Mr. GIULIANI:I'm not hearing that, I heard what Greenspan says and I've heard what some people say and you hear some people say that and you see--you hear other people who say it's just a correction. But again, I'm not an expert. I'm not--I wouldn't want anybody to take my prediction of what is exactly going to happen in the future. I just think the government...

KUDLOW:Your goal as the mayor?

Mr. GIULIANI:I said my goal as the mayor was to do what's best for the city of New York so it had a positive impact on the economy. Whether the economy was in a period of growth or in a period of recession. And the best way to do that if it keeps spending under control, to try to get taxes down to competitive levels, put more money back into the private sector, regulate only when you have to, don't over regulate, let markets correct themselves. It's seems to us that's the proper role of government is. It's your job to do the predicting.

KUDLOW:In that--in your book, "Leadership," you talk several times about the benefits of a free economy. You talk about capitalism. I want to ask you, do you regard yourself as a free market capitalist? Do you regard yourself as a supply sider?

Mr. GIULIANI:I regard myself as a supply sider for sure. I mean, watched Ronald Reagan do it and learned it, so it works. Taxes get reduced, more revenue come in. Practiced it as the mayor of New York. I'm the first mayor ever to do that. It's almost harder to do in New York than it is in Washington. There was less of an acceptance for it and more resistance to it. But I have lowered taxes 22, 23 times. I started with a $2.3 billion deficit and by lowering taxes, we cleared that deficit and we started building a pretty big surplus. So not only do I believe in it, I've made it work. So I believe in it really strongly because it comes out of practical experience. Free market, more and more so. I've said over the last 10 to 15 years I've become more and more convinced that globalization, free market economics is the way to go for the United States. It really just challenges us to kind of predict the future and to try to think of the industries we have to create where we can take advantage of the large number of consumers that are emerging in China, the large number of consumers that are emerging in India. If we challenge ourselves, it really gives us the hope of real growth and that's what we should be pointing toward, growth.

KUDLOW:Do you invest in the Stock Market?

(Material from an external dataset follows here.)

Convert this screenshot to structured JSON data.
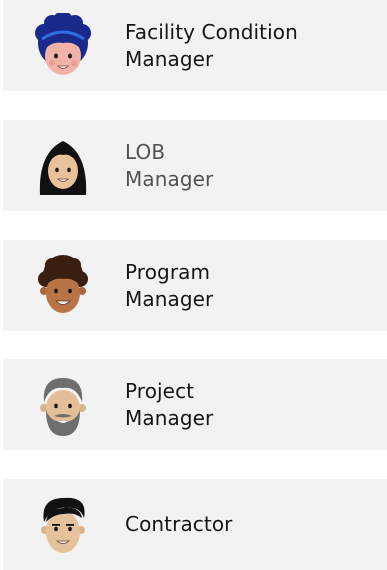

Mr. GIULIANI:No, I don't. I don't invest in the Stock Market. I did it a long, long time ago when I was really young and I got involved in all the investigations and all the prosecutions and I felt it was better if I didn't make individual investments. So I'm invested in funds, but not in individual--not in individual stocks.

KUDLOW:Why do people say to me, they don't know who the pro-Stock Market, pro-investor class candidate is. Many of the Democrats have been attacking rich people. They never talk well of the Stock Market. That even on the Republican side, no one is sure who's going to be the pro-Stock Market guy. Is that going to be you?

Mr. GIULIANI:Boy, this is--as the mayor of New York, I consider that a home town industry. I used to talk about the finance industry being to New York what the steel industry is to Pittsburgh 20 or 30 years ago. It's our home town industry. It's the thing that dominates 30 to 40 percent of the economy of New York City. It seems to me that's also true of the United States. And of course, it's the way in which we develop capital and drive these tremendous inventions, creations. I've always been in favor of a low capital-gains tax. In fact, as mayor of New York, I used to try to urge--actually removing the capital-gains tax. I thought it would be one of the best special benefits of New York. I couldn't quite get the Congressional delegation to agree with that. But the idea of you lower the capital-gains tax and if you do it smartly, you're going to end up with more revenues from the lower tax than you do from the higher tax. So I do think that if you look at my background and you look at my experience as mayor, I probably have the most aggressive, fiscal conservative record, supply side record. I'm probably the only one that's really practiced it.